Today at Bethany we will baptize one child and bless another. This evening we will share a Jazz Vespers services that will focus on water, in particular the blessing of water in baptism. Baptism is a powerful Sacrament of the church, yet so often churches sentimentalize it as a photo-op for the family and a chance for a bump in attendance for the congregation. In fact most churches I have served kept the Baptism Font almost hidden until it was necessary for the occasion. It all combines to make the experience somewhat underwhelming.
But Baptism reminds us of what a change in focus can mean. For parents to commit to these vows and this life can have long reaching effect. Sometimes they themselves are not even aware. My favorite Baptism story comes from preacher, writer and former Methodist Bishop William Willimon. As you read this account think about what Baptism means to you and the hidden power it holds.
William Willimon tells a story about receiving a telephone call from an angry father while he was serving as Dean of the chapel at Duke University. His secretary buzzed him and said that there was a man calling who was terribly upset. Willimon said, “I figured as much.” He asked if it were one of his many, thought-provoking sermons that upset the man, perhaps the one where he “compared Shirley MacLaine to the Witch of Endor?” “No,” his secretary said, “we haven’t had any response to your sermons...This man is mad over something you have done to his daughter.”
Willimon was puzzled and told his secretary to put him through. The father began by saying, “I hold you personally responsible.” “For what?” Willimon asked. The father replied, “My daughter. We sent her to Duke to get a good education. She is supposed to go to medical school and become a third generation [doctor]. Now she’s got some fool idea in her head about Haiti, and I hold you responsible.”
Turns out, his daughter was involved in the chapel, various campus causes, and was one of the organizers of a spring Mission trip to Haiti. The father said, “She has good grades and a chance to go to medical school...now this.” “Now what?” Willimon said. The father shouted into the phone, “Don’t act so dumb. Even if you are a preacher, you know very well what. Now she has some fool idea about going to Haiti for three years teaching kids there. None of this would have happened if it hadn’t been for you. She likes your sermons and you’ve taken advantage of her at an impressionable age. Now she’s got this fool idea about going to Haiti!”

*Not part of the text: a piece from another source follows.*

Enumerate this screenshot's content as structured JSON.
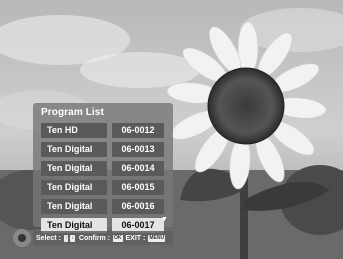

At this point, Willimon says he was getting a bit energized himself. So he responded, “Now just a minute. Didn’t you have her baptized?” The father replied, “Well, yes, but...” “– And,” Willimon continued, “didn’t you take her to Sunday School?” The father stammered in reply, “Well, uh, sure we did. But we never intended for it to do any damage.”

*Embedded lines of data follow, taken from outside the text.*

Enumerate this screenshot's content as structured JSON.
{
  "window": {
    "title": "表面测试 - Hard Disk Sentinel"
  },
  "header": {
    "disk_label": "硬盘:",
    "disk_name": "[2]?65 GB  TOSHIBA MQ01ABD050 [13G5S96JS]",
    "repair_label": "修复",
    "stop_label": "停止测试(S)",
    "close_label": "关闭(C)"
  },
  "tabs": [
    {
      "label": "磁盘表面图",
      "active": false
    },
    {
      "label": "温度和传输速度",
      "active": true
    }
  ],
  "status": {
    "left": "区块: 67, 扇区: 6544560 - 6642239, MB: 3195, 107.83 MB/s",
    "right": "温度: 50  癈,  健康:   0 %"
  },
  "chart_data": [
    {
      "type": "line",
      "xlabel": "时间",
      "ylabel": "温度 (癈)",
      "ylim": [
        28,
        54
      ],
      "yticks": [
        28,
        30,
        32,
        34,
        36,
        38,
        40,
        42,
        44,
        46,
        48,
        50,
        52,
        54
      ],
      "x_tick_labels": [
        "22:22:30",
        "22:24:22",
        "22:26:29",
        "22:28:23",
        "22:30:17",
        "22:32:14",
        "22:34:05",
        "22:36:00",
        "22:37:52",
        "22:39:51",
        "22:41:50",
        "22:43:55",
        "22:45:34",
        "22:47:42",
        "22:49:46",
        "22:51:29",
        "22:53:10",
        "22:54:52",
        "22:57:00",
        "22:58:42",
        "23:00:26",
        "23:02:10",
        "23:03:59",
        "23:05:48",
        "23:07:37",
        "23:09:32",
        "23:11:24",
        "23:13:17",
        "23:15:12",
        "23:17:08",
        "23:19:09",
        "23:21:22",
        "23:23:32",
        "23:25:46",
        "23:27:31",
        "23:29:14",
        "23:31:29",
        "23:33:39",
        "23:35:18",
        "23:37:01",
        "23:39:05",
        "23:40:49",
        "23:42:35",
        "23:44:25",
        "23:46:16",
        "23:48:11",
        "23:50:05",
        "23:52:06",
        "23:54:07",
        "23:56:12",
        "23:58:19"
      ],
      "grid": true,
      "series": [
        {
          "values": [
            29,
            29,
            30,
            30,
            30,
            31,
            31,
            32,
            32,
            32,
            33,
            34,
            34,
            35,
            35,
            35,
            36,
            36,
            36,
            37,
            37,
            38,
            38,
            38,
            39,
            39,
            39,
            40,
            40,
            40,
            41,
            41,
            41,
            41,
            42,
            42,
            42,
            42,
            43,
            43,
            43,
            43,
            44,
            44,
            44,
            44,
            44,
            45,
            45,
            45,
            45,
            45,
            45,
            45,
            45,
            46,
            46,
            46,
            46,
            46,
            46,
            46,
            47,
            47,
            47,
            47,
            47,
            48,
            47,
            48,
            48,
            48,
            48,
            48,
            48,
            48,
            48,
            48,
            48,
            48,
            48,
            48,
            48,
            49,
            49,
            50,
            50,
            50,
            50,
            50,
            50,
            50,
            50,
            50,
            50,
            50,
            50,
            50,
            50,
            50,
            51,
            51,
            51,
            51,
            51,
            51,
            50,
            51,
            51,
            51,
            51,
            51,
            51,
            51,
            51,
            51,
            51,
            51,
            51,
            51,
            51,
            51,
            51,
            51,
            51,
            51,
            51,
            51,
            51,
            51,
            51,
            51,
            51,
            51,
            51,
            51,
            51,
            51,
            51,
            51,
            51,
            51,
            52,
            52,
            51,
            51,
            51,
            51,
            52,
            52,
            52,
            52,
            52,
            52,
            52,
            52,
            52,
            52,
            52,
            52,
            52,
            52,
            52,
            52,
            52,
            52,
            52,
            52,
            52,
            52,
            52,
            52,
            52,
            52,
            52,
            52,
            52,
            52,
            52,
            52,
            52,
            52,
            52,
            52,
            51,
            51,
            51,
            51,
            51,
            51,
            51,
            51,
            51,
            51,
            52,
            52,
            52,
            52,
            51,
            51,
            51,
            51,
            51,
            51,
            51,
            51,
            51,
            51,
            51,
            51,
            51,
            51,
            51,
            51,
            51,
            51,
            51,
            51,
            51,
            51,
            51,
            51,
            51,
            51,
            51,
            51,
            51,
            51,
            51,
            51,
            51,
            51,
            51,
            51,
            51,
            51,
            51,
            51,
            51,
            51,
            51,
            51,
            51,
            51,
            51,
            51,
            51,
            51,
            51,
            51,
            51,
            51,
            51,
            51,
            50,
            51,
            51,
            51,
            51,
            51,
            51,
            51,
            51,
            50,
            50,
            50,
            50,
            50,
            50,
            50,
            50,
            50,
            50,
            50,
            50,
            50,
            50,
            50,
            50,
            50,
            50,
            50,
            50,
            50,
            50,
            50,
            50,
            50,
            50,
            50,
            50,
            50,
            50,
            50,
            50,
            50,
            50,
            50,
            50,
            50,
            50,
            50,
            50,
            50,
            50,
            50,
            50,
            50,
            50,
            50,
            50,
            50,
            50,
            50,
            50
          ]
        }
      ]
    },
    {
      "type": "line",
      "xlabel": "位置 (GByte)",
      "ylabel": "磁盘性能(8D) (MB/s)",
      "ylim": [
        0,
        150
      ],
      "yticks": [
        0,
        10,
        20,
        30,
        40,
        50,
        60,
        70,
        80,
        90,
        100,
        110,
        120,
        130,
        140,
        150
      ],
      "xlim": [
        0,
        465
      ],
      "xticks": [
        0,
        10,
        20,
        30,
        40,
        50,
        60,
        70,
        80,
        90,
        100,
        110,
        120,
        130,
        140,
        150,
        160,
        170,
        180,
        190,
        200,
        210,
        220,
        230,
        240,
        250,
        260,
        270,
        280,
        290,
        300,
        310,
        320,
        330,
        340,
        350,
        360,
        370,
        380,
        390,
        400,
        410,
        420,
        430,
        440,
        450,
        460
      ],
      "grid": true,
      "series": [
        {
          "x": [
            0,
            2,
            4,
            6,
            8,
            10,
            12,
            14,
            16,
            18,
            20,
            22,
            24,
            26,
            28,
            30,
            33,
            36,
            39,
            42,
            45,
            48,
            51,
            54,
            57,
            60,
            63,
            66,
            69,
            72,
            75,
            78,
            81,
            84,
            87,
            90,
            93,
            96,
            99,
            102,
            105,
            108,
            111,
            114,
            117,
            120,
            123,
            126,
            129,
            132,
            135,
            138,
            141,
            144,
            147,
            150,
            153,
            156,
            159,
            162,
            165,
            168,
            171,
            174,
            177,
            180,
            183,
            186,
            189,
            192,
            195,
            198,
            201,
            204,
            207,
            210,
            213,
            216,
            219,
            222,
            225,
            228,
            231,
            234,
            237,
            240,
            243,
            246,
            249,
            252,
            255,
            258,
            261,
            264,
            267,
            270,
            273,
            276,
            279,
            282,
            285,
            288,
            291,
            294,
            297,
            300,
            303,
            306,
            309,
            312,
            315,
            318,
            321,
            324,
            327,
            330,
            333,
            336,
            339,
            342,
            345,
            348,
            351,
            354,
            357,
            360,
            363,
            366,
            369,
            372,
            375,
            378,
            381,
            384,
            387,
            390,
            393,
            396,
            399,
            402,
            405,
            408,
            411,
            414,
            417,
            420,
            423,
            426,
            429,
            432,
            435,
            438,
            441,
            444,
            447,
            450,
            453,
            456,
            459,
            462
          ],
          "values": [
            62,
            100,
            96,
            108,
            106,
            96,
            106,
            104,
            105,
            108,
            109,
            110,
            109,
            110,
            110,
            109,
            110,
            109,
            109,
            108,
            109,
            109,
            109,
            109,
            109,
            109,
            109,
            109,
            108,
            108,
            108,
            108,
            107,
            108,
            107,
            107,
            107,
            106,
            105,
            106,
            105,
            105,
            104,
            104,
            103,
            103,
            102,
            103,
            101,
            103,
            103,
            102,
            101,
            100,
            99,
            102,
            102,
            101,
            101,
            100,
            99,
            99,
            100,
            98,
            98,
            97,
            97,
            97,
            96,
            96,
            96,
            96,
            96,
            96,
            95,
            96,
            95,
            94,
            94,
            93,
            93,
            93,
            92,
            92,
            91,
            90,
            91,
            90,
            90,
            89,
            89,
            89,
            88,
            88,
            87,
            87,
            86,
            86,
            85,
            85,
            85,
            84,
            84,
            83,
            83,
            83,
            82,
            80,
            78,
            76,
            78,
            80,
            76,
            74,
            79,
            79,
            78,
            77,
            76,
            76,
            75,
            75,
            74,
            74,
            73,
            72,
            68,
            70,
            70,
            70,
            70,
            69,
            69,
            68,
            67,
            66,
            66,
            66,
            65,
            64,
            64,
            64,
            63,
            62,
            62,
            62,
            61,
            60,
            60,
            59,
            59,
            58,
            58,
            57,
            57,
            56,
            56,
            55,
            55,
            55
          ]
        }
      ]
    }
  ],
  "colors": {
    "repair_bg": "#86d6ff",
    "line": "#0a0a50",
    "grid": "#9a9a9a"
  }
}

“Well, there you have it,” Willimon said. “She was messed up before she came to us. Baptized, Sundayschooled, called. Don’t blame this on me. You’re the one who started it. You should have thought about what you were doing when you had her baptized.” “But,” the father pleaded, “We’re only Presbyterians. We just wanted her to be a good person. We never wanted anything like this.” “Sorry,” Willimon said, “You’re talking to the wrong person. If you want to complain, take it to her third grade Sunday School teacher or your church leader. Take it up with your wife. You’re the ones who got her into this when you had her baptized. Thanks. Have a nice day.”